_EXTRACTED MATERIAL_
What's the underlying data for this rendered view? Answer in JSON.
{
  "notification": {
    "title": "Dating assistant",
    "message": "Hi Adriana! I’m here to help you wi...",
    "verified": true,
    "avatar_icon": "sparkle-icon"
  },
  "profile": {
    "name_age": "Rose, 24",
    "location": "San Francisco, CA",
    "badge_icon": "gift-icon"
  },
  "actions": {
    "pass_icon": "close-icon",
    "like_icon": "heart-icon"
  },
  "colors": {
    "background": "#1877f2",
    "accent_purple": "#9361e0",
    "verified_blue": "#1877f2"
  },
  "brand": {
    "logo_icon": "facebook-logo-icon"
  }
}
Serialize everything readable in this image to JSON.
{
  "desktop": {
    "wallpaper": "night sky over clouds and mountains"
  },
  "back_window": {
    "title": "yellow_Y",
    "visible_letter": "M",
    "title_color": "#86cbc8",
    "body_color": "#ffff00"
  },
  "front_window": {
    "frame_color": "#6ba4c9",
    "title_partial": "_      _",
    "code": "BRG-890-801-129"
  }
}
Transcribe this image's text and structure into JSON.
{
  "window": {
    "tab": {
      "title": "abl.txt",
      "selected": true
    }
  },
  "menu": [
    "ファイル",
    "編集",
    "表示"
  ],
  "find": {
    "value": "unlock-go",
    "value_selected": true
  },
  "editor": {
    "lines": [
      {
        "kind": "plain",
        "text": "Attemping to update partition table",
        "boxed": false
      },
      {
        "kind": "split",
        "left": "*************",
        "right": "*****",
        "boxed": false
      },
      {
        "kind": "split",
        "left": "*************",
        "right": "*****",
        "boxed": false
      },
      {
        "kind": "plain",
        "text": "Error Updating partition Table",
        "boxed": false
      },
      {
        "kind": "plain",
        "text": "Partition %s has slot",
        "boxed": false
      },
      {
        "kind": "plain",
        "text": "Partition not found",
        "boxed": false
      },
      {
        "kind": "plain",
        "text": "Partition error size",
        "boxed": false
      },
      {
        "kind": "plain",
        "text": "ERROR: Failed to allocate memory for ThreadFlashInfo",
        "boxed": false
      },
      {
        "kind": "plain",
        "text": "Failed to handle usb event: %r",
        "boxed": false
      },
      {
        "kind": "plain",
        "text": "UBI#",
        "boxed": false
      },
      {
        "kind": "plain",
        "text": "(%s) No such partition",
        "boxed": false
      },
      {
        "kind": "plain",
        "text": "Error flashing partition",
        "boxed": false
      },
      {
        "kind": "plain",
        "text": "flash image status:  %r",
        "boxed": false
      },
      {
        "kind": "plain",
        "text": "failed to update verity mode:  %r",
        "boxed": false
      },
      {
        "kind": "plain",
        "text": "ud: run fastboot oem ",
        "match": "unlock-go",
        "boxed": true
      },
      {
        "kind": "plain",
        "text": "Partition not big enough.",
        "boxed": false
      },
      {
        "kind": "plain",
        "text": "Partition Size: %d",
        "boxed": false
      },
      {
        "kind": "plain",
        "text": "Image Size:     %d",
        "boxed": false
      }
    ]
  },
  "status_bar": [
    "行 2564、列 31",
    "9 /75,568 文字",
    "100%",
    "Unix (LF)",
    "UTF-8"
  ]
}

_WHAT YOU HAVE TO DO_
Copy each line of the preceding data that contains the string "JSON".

_SOLUTION BELOW_
What's the underlying data for this rendered view? Answer in JSON.
Serialize everything readable in this image to JSON.
Transcribe this image's text and structure into JSON.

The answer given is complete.